I’m amused that Darwin, at whom I’ve been taking another look, should say that he also applies the ‘Malthusian’ theory to plants and animals, as though in Mr Malthus’s case the whole thing didn’t lie in its not being applied to plants and animals, but only — with its geometric progression — to humans as against plants and animals. It is remarkable how Darwin rediscovers, among the beasts and plants, the society of England with its division of labour, competition, opening up of new markets, ‘inventions’ and Malthusian ‘struggle for existence’.
My colleague and very good friend, Robert J. Richards, disagrees entirely. He sees Darwin as a product of the German Romantic movement at the beginning of the 19th century. He sees this in Darwin’s style, in his method of argument, and also in his influence, especially in Germany on the great evolutionist Ernst Haeckel.
Obviously with such differences, Bob and I could hardly write a book together, so we are writing two separate (but coordinated) 30,000 word essays, and then exchanging and writing 10,000 word follow ups. In the course we have been running, we have had outside speakers, but a couple of weeks ago we ourselves performed, giving our respective views. It is now up on the Internet and I invite you to look at it. Though I say it as shouldn’t (to quote one of my favorite fictional characters, John Buchan’s Dick Hannay), it is pretty good. We do show our stark differences. I win of course, although frankly I could use losing a few pounds.
At a kind of meta-level, our debate has got me thinking. If two experts in the field can differ so violently about just about everything Darwinian, what does that say for history? Is it anything more than just subjective opinion? There is no truth, just what makes you feel good? And if this is so, is this not yet one more nail in the coffin of the humanities. I have been drawing attention to the fact that, in slagging off the humanities, empirical scientists seem to be falling over themselves to do the work of the Tea Party. To philosophy and religion and more can we now add history?
Perhaps so, but before you rush to judgment, can I point out that in respects we historians are not always that different from the scientists. About thirty years ago, there was a huge debate among evolutionists about the applicability of the theory to social behavior, particularly to human social behavior. Arrayed on one side were a number of scientists, including our own David Barash. They argued that using Darwinian Theory casts considerable light on human behavior and society. Arrayed on the other side were many other scientists, including the late Stephen Jay Gould. They argued that Darwinian Theory does nothing but uphold the status quo – capitalist, racist, sexist. At least Bob and I like each other and respect each other. Barash versus Gould put one a bit in mind of American politics. And I am not sure that ultimately they were (or would be now) any closer to settling their differences.
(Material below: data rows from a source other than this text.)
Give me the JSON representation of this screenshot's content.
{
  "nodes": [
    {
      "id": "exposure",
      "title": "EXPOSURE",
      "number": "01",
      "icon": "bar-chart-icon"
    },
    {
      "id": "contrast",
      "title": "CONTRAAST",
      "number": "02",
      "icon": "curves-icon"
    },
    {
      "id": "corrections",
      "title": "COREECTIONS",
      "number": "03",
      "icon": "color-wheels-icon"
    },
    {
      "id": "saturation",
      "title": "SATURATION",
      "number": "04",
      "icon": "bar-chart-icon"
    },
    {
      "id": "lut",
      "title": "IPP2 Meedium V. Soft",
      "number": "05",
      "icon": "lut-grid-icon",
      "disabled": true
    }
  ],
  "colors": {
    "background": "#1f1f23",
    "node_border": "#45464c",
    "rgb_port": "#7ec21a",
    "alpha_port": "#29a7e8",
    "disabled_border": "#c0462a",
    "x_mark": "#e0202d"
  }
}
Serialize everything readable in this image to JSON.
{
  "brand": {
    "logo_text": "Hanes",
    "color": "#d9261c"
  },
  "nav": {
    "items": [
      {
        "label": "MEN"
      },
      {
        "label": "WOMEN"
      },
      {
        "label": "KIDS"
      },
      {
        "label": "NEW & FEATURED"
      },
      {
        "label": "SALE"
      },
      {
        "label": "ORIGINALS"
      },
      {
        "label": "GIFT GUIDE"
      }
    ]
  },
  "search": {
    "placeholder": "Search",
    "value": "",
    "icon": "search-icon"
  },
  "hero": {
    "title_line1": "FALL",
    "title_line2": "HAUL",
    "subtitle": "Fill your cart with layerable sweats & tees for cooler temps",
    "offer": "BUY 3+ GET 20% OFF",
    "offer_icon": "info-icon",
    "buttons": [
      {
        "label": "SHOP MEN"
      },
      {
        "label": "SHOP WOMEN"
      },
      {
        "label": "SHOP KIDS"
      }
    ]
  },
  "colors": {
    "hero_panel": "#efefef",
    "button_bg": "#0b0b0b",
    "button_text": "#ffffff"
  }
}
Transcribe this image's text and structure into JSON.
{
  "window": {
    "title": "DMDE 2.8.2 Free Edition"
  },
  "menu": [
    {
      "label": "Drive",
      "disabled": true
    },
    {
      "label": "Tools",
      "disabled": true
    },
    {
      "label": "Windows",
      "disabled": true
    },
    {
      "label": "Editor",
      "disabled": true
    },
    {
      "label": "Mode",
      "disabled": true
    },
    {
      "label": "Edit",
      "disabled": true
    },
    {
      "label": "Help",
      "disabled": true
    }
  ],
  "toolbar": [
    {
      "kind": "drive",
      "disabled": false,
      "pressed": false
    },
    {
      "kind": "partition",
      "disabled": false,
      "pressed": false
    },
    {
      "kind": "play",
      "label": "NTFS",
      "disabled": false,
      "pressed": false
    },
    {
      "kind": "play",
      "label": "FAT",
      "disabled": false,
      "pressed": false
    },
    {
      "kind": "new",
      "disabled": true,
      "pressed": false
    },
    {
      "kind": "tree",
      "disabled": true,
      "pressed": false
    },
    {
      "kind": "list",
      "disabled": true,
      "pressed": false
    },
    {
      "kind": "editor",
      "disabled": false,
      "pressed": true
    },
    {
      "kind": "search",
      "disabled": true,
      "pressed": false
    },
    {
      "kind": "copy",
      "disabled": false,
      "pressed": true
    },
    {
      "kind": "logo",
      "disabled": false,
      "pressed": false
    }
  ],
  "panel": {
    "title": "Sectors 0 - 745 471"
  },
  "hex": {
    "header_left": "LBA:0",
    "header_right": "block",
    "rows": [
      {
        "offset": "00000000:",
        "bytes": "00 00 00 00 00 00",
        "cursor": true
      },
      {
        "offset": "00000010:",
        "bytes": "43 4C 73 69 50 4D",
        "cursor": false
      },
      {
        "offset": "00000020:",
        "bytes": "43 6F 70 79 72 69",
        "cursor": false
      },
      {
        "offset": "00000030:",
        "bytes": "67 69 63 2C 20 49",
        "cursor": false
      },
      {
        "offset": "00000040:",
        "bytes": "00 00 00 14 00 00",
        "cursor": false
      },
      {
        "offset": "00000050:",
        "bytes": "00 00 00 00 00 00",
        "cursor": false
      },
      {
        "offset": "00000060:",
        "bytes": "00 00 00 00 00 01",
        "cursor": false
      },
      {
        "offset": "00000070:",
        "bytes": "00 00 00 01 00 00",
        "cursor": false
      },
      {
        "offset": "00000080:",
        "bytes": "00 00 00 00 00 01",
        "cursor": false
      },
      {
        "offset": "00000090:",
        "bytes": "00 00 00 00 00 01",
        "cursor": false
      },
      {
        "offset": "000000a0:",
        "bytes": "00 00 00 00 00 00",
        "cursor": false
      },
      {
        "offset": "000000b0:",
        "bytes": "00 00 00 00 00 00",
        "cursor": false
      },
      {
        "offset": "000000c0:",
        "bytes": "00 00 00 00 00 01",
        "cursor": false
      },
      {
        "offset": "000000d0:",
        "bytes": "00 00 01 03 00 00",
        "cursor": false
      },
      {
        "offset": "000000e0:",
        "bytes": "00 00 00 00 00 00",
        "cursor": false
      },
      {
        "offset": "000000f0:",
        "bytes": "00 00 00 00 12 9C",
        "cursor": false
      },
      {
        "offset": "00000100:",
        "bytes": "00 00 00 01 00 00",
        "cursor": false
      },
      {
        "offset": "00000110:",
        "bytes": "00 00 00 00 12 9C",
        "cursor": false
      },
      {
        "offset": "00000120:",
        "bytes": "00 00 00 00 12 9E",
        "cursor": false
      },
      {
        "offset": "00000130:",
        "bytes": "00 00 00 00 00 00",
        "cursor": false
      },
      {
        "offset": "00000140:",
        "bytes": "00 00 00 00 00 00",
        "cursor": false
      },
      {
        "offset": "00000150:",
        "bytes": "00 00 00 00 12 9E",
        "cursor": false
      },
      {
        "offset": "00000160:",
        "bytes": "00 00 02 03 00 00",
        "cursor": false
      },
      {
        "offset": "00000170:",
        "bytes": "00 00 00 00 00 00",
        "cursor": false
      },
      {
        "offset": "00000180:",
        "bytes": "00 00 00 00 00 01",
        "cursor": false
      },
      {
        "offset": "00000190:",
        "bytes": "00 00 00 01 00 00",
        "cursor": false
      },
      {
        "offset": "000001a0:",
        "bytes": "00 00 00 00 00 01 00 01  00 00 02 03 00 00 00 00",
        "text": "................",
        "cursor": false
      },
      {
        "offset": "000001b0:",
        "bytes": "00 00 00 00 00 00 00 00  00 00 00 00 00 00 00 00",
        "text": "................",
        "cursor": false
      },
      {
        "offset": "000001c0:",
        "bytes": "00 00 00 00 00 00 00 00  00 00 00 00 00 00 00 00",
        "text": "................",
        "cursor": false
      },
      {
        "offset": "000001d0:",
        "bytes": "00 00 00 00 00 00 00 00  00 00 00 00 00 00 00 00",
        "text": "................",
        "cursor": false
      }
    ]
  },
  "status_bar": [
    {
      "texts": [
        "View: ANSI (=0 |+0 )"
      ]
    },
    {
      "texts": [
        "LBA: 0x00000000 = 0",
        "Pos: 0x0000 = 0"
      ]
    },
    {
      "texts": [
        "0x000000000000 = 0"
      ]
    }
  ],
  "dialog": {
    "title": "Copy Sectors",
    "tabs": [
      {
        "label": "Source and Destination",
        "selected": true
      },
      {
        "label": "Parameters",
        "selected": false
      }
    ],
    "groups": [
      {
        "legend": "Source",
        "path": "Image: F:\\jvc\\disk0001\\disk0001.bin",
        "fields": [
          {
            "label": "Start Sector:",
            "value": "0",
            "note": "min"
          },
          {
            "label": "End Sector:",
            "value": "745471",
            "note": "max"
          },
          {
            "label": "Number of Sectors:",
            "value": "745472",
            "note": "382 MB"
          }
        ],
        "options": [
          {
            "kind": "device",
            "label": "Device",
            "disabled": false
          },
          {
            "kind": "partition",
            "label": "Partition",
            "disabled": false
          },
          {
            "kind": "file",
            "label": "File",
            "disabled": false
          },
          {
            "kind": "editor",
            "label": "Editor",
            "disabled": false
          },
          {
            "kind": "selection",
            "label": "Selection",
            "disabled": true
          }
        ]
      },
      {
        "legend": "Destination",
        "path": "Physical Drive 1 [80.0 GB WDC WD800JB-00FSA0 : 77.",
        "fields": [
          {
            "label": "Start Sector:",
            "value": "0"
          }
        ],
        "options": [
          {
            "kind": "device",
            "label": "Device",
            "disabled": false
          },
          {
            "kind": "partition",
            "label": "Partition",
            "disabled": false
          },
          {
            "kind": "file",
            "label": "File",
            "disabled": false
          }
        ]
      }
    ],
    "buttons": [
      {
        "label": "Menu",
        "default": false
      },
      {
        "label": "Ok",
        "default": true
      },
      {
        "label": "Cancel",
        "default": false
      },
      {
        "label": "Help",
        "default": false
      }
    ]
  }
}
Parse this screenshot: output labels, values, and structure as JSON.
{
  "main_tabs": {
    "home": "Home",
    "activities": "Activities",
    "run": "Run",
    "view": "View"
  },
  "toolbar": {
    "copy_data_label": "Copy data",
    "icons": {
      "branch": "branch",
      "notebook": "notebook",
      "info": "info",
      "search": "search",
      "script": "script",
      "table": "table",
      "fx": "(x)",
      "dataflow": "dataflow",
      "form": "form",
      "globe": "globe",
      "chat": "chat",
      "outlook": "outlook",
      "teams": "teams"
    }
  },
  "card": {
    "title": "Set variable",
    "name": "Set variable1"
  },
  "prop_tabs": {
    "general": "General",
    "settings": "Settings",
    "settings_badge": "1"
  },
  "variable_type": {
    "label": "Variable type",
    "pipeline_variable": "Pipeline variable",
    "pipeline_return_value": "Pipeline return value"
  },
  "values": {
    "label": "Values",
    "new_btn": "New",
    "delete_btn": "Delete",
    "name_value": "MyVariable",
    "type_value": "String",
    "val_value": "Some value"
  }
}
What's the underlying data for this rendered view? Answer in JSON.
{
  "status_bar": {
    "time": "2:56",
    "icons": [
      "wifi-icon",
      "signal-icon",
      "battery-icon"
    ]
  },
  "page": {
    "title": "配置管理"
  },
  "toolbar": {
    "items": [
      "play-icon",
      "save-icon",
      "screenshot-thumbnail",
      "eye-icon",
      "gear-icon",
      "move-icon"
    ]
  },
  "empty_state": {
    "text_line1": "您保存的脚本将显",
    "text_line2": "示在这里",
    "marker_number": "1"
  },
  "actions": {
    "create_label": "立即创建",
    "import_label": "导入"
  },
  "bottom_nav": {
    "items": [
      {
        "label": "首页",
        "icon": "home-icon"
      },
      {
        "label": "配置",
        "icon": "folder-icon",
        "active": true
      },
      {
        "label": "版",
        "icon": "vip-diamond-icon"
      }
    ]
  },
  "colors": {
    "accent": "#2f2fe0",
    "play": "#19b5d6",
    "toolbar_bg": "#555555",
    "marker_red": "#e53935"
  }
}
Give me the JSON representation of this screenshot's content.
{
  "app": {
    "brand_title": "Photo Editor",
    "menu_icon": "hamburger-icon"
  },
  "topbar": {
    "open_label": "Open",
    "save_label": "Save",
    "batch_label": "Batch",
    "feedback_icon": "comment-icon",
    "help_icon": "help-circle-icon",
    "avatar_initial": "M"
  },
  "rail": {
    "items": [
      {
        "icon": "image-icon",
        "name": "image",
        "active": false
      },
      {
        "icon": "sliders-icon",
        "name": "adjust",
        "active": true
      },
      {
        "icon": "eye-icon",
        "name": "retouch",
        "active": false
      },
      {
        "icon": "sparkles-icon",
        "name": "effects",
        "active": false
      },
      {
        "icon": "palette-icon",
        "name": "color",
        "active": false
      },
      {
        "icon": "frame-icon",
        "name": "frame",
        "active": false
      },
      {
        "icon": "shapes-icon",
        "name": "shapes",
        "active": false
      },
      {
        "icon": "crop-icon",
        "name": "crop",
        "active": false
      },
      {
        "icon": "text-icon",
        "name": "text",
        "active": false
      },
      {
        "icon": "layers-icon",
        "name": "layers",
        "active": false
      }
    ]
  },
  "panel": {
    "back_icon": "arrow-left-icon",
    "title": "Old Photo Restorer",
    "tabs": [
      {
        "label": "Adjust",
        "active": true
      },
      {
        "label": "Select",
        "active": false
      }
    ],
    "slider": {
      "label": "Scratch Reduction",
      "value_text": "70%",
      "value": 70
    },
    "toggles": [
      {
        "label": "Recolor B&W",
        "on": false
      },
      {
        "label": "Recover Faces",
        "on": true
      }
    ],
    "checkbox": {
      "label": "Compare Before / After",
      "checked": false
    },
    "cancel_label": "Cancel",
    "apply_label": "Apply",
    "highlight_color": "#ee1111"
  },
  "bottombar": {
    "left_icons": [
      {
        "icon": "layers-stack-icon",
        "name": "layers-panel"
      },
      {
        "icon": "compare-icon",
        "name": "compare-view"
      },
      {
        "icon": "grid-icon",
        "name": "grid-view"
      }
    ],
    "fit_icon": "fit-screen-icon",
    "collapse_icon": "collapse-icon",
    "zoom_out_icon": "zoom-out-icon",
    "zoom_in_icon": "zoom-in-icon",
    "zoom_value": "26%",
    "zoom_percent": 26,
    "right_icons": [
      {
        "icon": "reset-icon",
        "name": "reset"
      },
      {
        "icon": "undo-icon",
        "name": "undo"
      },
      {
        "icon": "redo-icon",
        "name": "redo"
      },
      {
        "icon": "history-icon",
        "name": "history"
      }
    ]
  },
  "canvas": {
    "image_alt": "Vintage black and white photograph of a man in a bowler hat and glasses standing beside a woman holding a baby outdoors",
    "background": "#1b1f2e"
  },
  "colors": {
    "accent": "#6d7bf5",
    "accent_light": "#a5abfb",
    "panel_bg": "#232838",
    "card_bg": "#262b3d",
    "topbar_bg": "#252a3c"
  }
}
I am not now arguing that all opinion is subjective. I take it as given that Charles Darwin started reading the sixth edition of Thomas Robert Malthus’s Essay on the Principle of Population on September 28, 1838, and that this was the spark that led him to natural selection. I take it as given that the DNA molecule is a double helix and that along its back are molecules in a “code” that carries the information used to build organisms. But after that it seems to me that an awful lot is up for grabs.
Of course you might argue that evolutionary theory is a bit of a weak sibling and that these differences don’t occur in the real sciences like physics. And that even in evolutionary theory in the end the truth will out. This never occurs in history – or philosophy or religion or other areas of the humanities. We are still arguing about the decline of the Roman Empire and we are still arguing about the mind-body problem.
Again, perhaps this is so, although I am not absolutely convinced. It seems to me that some issues in science just go on indefinitely. And of course, I am not about to accept uncritically the slipped-in assumption that because people differ this means everything is unrestrained opinion – bunk, in fact. Sometimes in life – politics, religion, philosophy, history – you have different opinions. In one way, it makes life a lot richer. Bob and I are having a huge amount of fun arguing our differences. In another way, it means that you are always having to think and rethink your own position. Bob’s criticisms have taught me a huge amount about my own position. In a third way, perhaps Nietzsche was right: there is no fixed absolute truth and what truth there is emerges from the clash of perspectives.
Vive la différence!